Quantity and Quality for the NFL

By Adam Grossman

The fact that the National Football League (NFL) generated $1.25 billion in sponsorship revenue this year is both impressive and surprising. The NFL’s revenue was 4.3% higher during the 2016 season than it was during the 2015 season even though the year-over-year regular season television ratings dropped by 9%, while the playoff ratings fell by 6%. How is it possible that the NFL generated more money from sponsorships when it seemingly has less interest from fans (at least from television broadcasts)?

The first reason was the NFL was still able to generate many of the highest rated single telecasts for all television programming (not just sports). In 2016 alone, five of the year’s top 10 telecasts featured NFL games or content. So while NFL ratings may have been down by the league’s high standards, the NFL was still able to attract very large audiences.
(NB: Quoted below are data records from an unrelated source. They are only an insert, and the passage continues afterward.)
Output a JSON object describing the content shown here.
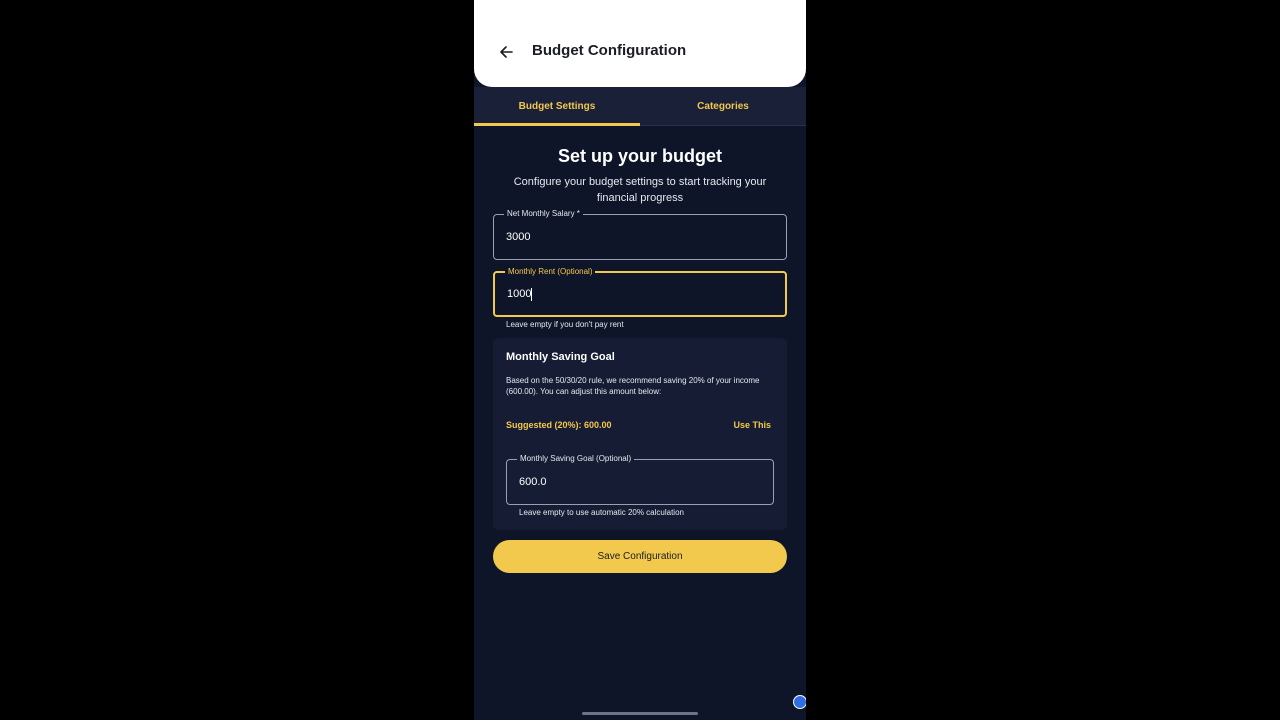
{
  "appbar": {
    "title": "Budget Configuration",
    "back_icon": "arrow-left-icon"
  },
  "tabs": [
    {
      "label": "Budget Settings",
      "active": true
    },
    {
      "label": "Categories",
      "active": false
    }
  ],
  "main": {
    "heading": "Set up your budget",
    "subheading": "Configure your budget settings to start tracking your financial progress"
  },
  "salary": {
    "label": "Net Monthly Salary *",
    "value": "3000"
  },
  "rent": {
    "label": "Monthly Rent (Optional)",
    "value": "1000",
    "helper": "Leave empty if you don't pay rent"
  },
  "saving_card": {
    "title": "Monthly Saving Goal",
    "description": "Based on the 50/30/20 rule, we recommend saving 20% of your income (600.00). You can adjust this amount below:",
    "suggested": "Suggested (20%): 600.00",
    "use_this": "Use This",
    "goal_label": "Monthly Saving Goal (Optional)",
    "goal_value": "600.0",
    "goal_helper": "Leave empty to use automatic 20% calculation"
  },
  "save_button": "Save Configuration",
  "colors": {
    "accent": "#f2c94c",
    "background": "#0f1529",
    "surface": "#161c33",
    "appbar": "#ffffff"
  }
}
As I wrote about in the book Sports Business Analytics: Using Data to Increase Revenue and Improve Operational Efficiency, there are typically six channels in which sports sponsorship are activated. These are: in-venue, traditional media (television, radio, newspaper), digital media, social media, event marketing, and intellectual property (naming rights deals, jersey rights deals, logos). The NFL in particular has made a big push into digital streaming and social media as demonstrated by its partnership with Twitter this past season to stream live games on the platform. Evaluating the level of fan interest / engagement with a league by only examining a single channel misses the larger picture and does not make sense in this context.

However, the larger point here is that discussion about sponsorship revenue and sponsorship value should not only rely merely on quantity of impressions generated. While the size of the audience is still important, corporate sponsors are increasingly looking at the quality of the sports fans demographics. In particular, corporate partners are looking for how a league can help them generate more money and achieve their overall brand / marketing goals. Not only does the average football fan make $66,300 in annual revenue, but also the NFL attracts the greatest percentage of female fans of any major professional American sports league according to SBRnet.
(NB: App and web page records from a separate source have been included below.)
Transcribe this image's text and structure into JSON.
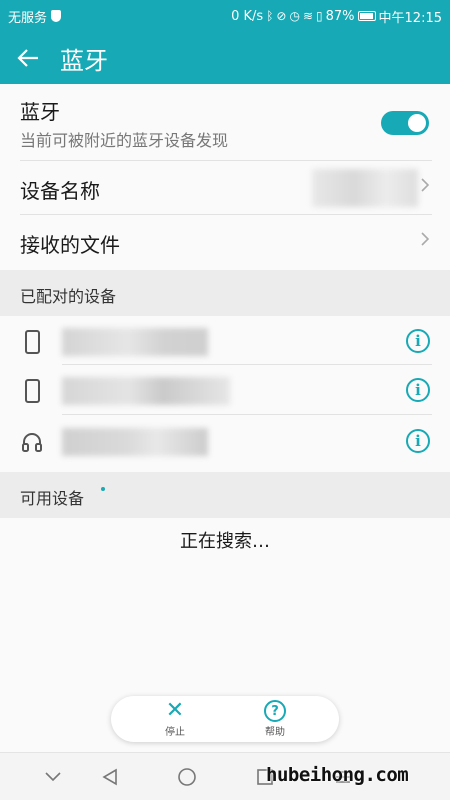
{
  "statusbar": {
    "carrier": "无服务",
    "speed": "0 K/s",
    "battery": "87%",
    "time": "中午12:15"
  },
  "header": {
    "title": "蓝牙"
  },
  "bluetooth": {
    "label": "蓝牙",
    "subtitle": "当前可被附近的蓝牙设备发现",
    "enabled": true
  },
  "device_name": {
    "label": "设备名称"
  },
  "received_files": {
    "label": "接收的文件"
  },
  "paired": {
    "header": "已配对的设备",
    "devices": [
      {
        "type": "phone-icon"
      },
      {
        "type": "phone-icon"
      },
      {
        "type": "headset-icon"
      }
    ]
  },
  "available": {
    "header": "可用设备",
    "status": "正在搜索…"
  },
  "actions": {
    "stop": "停止",
    "help": "帮助"
  },
  "watermark": "hubeihong.com",
  "colors": {
    "accent": "#17a9b5"
  }
}
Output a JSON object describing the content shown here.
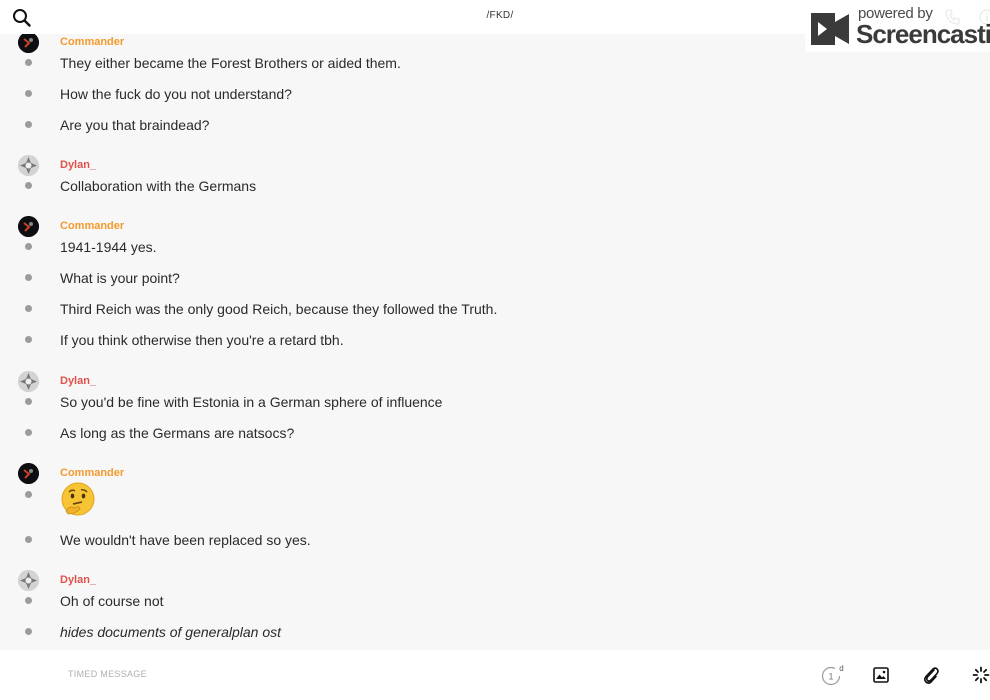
{
  "header": {
    "title": "/FKD/",
    "search_icon": "search-icon",
    "call_icon": "phone-icon",
    "info_icon": "info-icon"
  },
  "watermark": {
    "powered_text": "powered by",
    "brand_text": "Screencastify"
  },
  "colors": {
    "commander_name": "#f39a2d",
    "dylan_name": "#e0524a",
    "bullet": "#9c9c9c",
    "background": "#f7f7f8"
  },
  "messages": [
    {
      "sender": "Commander",
      "lines": [
        "They either became the Forest Brothers or aided them.",
        "How the fuck do you not understand?",
        "Are you that braindead?"
      ]
    },
    {
      "sender": "Dylan_",
      "lines": [
        "Collaboration with the Germans"
      ]
    },
    {
      "sender": "Commander",
      "lines": [
        "1941-1944 yes.",
        "What is your point?",
        "Third Reich was the only good Reich, because they followed the Truth.",
        "If you think otherwise then you're a retard tbh."
      ]
    },
    {
      "sender": "Dylan_",
      "lines": [
        "So you'd be fine with Estonia in a German sphere of influence",
        "As long as the Germans are natsocs?"
      ]
    },
    {
      "sender": "Commander",
      "lines": [
        "thinking-face-emoji",
        "We wouldn't have been replaced so yes."
      ]
    },
    {
      "sender": "Dylan_",
      "lines": [
        "Oh of course not",
        "hides documents of generalplan ost"
      ]
    }
  ],
  "composer": {
    "placeholder": "TIMED MESSAGE",
    "timer_value": "1",
    "timer_unit": "d",
    "image_icon": "image-icon",
    "attach_icon": "paperclip-icon",
    "sparkle_icon": "sparkle-icon"
  }
}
Relying solely on the number of impressions on television is not the best measure of a league’s overall fan engagement. Taking a cross-channel and qualitative approach to evaluating corporate partnerships shows why the NFL was able to increase its overall revenue in 2016 despite decreased television viewership.